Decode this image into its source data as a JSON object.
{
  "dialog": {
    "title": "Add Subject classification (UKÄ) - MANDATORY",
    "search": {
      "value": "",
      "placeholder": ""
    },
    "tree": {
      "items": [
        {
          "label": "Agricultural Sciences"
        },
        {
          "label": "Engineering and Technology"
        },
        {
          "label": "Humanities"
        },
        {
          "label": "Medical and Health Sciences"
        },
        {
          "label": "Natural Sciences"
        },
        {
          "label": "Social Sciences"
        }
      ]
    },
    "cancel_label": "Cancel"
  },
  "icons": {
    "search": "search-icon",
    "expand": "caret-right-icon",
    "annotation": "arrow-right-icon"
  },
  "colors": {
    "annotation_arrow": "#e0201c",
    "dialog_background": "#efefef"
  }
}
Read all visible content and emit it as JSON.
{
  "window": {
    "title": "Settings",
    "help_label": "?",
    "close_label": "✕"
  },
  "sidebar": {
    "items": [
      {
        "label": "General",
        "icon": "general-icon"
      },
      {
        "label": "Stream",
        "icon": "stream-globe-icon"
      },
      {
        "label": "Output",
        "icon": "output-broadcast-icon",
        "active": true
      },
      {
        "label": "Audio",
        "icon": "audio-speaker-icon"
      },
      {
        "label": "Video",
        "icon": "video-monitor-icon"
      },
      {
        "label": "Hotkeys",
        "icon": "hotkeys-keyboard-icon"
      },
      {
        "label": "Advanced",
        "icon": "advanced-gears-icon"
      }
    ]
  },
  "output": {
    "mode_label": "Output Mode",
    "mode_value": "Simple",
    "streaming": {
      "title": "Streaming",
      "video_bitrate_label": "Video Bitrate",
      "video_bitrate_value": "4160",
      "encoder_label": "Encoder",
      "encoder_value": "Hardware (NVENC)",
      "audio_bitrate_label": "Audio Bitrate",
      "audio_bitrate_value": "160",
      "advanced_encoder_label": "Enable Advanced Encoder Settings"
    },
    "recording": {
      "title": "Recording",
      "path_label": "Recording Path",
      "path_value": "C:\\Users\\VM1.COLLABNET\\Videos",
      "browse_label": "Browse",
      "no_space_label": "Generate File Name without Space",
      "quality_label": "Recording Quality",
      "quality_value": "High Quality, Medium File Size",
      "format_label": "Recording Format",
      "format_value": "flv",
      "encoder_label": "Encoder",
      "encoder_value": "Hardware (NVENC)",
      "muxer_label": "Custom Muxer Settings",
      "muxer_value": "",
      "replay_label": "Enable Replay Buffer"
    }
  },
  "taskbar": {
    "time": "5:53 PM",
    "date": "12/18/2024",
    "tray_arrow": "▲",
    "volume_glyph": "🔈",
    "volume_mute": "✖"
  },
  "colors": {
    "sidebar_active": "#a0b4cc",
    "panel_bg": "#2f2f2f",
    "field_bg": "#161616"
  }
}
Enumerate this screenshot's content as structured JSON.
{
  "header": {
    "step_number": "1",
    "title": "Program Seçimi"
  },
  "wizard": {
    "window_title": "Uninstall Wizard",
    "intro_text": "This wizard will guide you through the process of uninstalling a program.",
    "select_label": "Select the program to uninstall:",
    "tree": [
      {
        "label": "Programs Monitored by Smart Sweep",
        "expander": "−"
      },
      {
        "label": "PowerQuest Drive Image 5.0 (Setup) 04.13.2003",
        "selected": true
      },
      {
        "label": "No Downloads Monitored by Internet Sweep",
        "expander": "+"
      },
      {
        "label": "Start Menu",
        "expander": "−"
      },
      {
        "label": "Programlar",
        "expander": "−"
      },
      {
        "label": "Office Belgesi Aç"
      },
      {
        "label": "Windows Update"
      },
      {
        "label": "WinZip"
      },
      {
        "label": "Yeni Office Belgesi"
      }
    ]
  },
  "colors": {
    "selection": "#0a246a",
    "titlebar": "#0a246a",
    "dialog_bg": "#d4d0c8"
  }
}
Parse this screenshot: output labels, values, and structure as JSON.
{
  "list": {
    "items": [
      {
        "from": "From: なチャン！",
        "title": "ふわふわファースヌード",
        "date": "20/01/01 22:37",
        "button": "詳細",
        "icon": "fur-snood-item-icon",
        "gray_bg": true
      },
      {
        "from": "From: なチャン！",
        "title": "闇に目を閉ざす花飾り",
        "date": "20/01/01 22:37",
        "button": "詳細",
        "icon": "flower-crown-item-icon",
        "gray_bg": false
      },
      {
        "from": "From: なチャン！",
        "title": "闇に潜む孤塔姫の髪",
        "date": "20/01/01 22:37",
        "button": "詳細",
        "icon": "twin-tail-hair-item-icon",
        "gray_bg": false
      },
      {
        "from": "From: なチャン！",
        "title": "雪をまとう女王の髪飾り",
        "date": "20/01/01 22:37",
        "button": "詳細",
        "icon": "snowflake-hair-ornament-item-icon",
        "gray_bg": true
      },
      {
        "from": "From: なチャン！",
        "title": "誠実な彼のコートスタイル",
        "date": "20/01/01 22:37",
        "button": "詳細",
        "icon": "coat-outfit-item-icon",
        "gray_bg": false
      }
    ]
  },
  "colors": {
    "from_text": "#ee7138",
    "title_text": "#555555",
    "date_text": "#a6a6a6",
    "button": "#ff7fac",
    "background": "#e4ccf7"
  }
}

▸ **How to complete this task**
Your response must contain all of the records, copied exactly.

▸ **Answer space**
Decode this image into its source data as a JSON object.
{
  "dialog": {
    "title": "Add Subject classification (UKÄ) - MANDATORY",
    "search": {
      "value": "",
      "placeholder": ""
    },
    "tree": {
      "items": [
        {
          "label": "Agricultural Sciences"
        },
        {
          "label": "Engineering and Technology"
        },
        {
          "label": "Humanities"
        },
        {
          "label": "Medical and Health Sciences"
        },
        {
          "label": "Natural Sciences"
        },
        {
          "label": "Social Sciences"
        }
      ]
    },
    "cancel_label": "Cancel"
  },
  "icons": {
    "search": "search-icon",
    "expand": "caret-right-icon",
    "annotation": "arrow-right-icon"
  },
  "colors": {
    "annotation_arrow": "#e0201c",
    "dialog_background": "#efefef"
  }
}
Read all visible content and emit it as JSON.
{
  "window": {
    "title": "Settings",
    "help_label": "?",
    "close_label": "✕"
  },
  "sidebar": {
    "items": [
      {
        "label": "General",
        "icon": "general-icon"
      },
      {
        "label": "Stream",
        "icon": "stream-globe-icon"
      },
      {
        "label": "Output",
        "icon": "output-broadcast-icon",
        "active": true
      },
      {
        "label": "Audio",
        "icon": "audio-speaker-icon"
      },
      {
        "label": "Video",
        "icon": "video-monitor-icon"
      },
      {
        "label": "Hotkeys",
        "icon": "hotkeys-keyboard-icon"
      },
      {
        "label": "Advanced",
        "icon": "advanced-gears-icon"
      }
    ]
  },
  "output": {
    "mode_label": "Output Mode",
    "mode_value": "Simple",
    "streaming": {
      "title": "Streaming",
      "video_bitrate_label": "Video Bitrate",
      "video_bitrate_value": "4160",
      "encoder_label": "Encoder",
      "encoder_value": "Hardware (NVENC)",
      "audio_bitrate_label": "Audio Bitrate",
      "audio_bitrate_value": "160",
      "advanced_encoder_label": "Enable Advanced Encoder Settings"
    },
    "recording": {
      "title": "Recording",
      "path_label": "Recording Path",
      "path_value": "C:\\Users\\VM1.COLLABNET\\Videos",
      "browse_label": "Browse",
      "no_space_label": "Generate File Name without Space",
      "quality_label": "Recording Quality",
      "quality_value": "High Quality, Medium File Size",
      "format_label": "Recording Format",
      "format_value": "flv",
      "encoder_label": "Encoder",
      "encoder_value": "Hardware (NVENC)",
      "muxer_label": "Custom Muxer Settings",
      "muxer_value": "",
      "replay_label": "Enable Replay Buffer"
    }
  },
  "taskbar": {
    "time": "5:53 PM",
    "date": "12/18/2024",
    "tray_arrow": "▲",
    "volume_glyph": "🔈",
    "volume_mute": "✖"
  },
  "colors": {
    "sidebar_active": "#a0b4cc",
    "panel_bg": "#2f2f2f",
    "field_bg": "#161616"
  }
}
Enumerate this screenshot's content as structured JSON.
{
  "header": {
    "step_number": "1",
    "title": "Program Seçimi"
  },
  "wizard": {
    "window_title": "Uninstall Wizard",
    "intro_text": "This wizard will guide you through the process of uninstalling a program.",
    "select_label": "Select the program to uninstall:",
    "tree": [
      {
        "label": "Programs Monitored by Smart Sweep",
        "expander": "−"
      },
      {
        "label": "PowerQuest Drive Image 5.0 (Setup) 04.13.2003",
        "selected": true
      },
      {
        "label": "No Downloads Monitored by Internet Sweep",
        "expander": "+"
      },
      {
        "label": "Start Menu",
        "expander": "−"
      },
      {
        "label": "Programlar",
        "expander": "−"
      },
      {
        "label": "Office Belgesi Aç"
      },
      {
        "label": "Windows Update"
      },
      {
        "label": "WinZip"
      },
      {
        "label": "Yeni Office Belgesi"
      }
    ]
  },
  "colors": {
    "selection": "#0a246a",
    "titlebar": "#0a246a",
    "dialog_bg": "#d4d0c8"
  }
}
Parse this screenshot: output labels, values, and structure as JSON.
{
  "list": {
    "items": [
      {
        "from": "From: なチャン！",
        "title": "ふわふわファースヌード",
        "date": "20/01/01 22:37",
        "button": "詳細",
        "icon": "fur-snood-item-icon",
        "gray_bg": true
      },
      {
        "from": "From: なチャン！",
        "title": "闇に目を閉ざす花飾り",
        "date": "20/01/01 22:37",
        "button": "詳細",
        "icon": "flower-crown-item-icon",
        "gray_bg": false
      },
      {
        "from": "From: なチャン！",
        "title": "闇に潜む孤塔姫の髪",
        "date": "20/01/01 22:37",
        "button": "詳細",
        "icon": "twin-tail-hair-item-icon",
        "gray_bg": false
      },
      {
        "from": "From: なチャン！",
        "title": "雪をまとう女王の髪飾り",
        "date": "20/01/01 22:37",
        "button": "詳細",
        "icon": "snowflake-hair-ornament-item-icon",
        "gray_bg": true
      },
      {
        "from": "From: なチャン！",
        "title": "誠実な彼のコートスタイル",
        "date": "20/01/01 22:37",
        "button": "詳細",
        "icon": "coat-outfit-item-icon",
        "gray_bg": false
      }
    ]
  },
  "colors": {
    "from_text": "#ee7138",
    "title_text": "#555555",
    "date_text": "#a6a6a6",
    "button": "#ff7fac",
    "background": "#e4ccf7"
  }
}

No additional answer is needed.